The two artists often function as foils: Makonnen’s voice is bright and bubbly, while Peep’s has a harsher edge. As opposite as they might often sound, both are unafraid to go off-key and offbeat, completely blurring the line between singing and rapping. Tracks like “Nasty Names” and “Sidelines” feature the alt rock-tinged guitars and anguished flow that Peep became known for, but DIAMONDS frequently leaves depressive emo rap behind for up-tempo synth-pop. Mixed in with the trap snares and hi-hats are gentle keyboards, as on “Hypnotized,” or the glistening bells of “Favorite Drug.” Over a propulsive club beat, “November” is a romantic chiptune fantasy, while “Guiltiness” recalls a duo like Erasure or Pet Shop Boys more than any rap tag team. The 12-minute fly-on-the wall jam session “Diamonds Piano Freestyle” documents the pure friendship between Makonnen and Peep, but it also offers an apt metaphor for these once-obscured gems: “I’m a diamond/Just waiting to be found.”

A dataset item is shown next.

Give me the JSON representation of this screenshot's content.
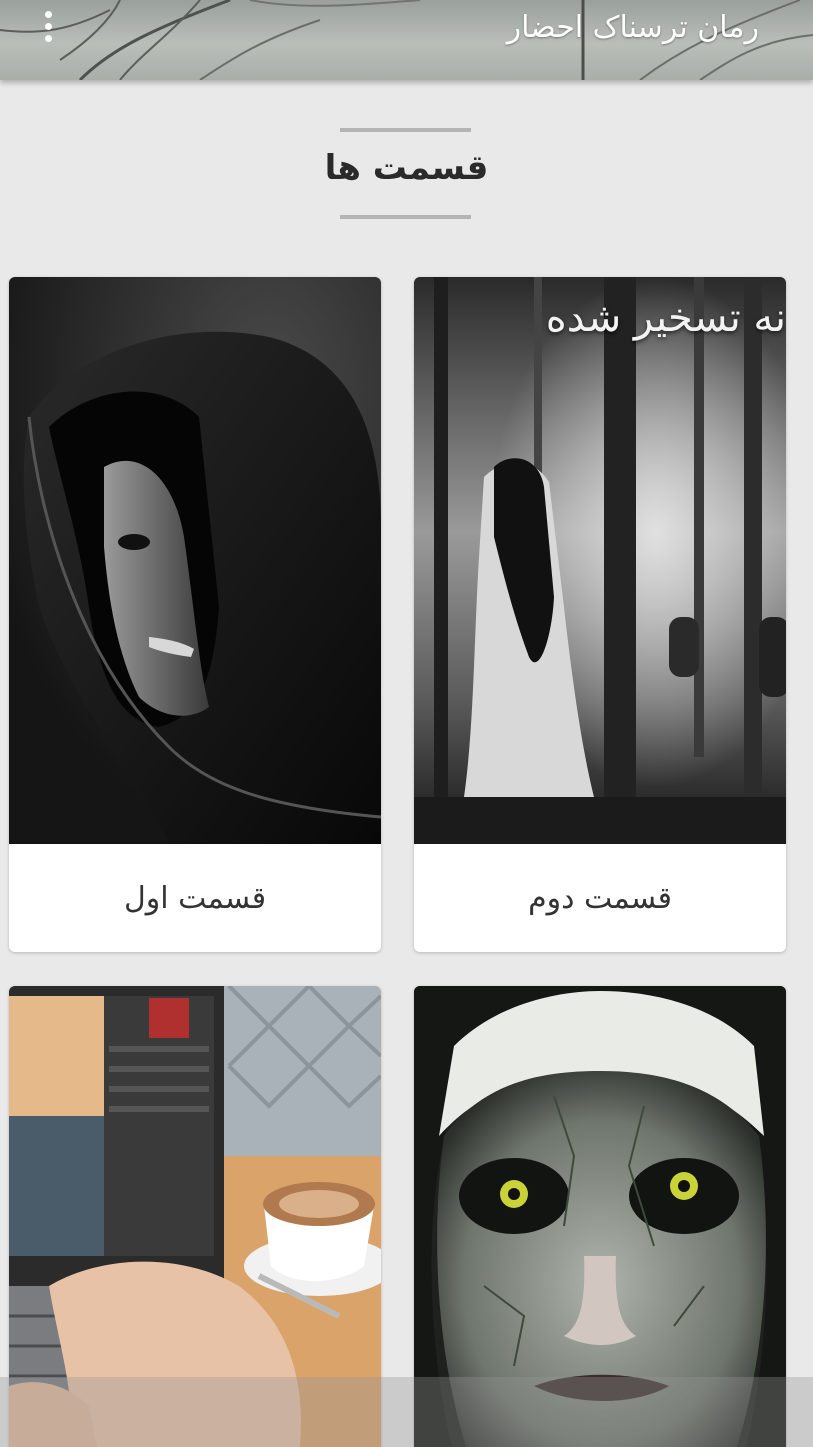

Even on an early song like 2016’s “Beamer Boy,” Lil Peep vocally expressed frustration with the person that he felt fans expected him to be: “They don’t wanna hear that, they want that real shit/They want that drug talk, that ‘I can’t feel’ shit.” On DIAMONDS, Peep explores new sonic directions alongside Makonnen, embracing a sense of positivity that radiates from the project. Where so often Peep rapped about self-destruction, letting his listeners know that they weren’t alone in their emotional pain, DIAMONDS exudes a feeling of uplift, leaving the darkness behind in search of something brighter and more loving.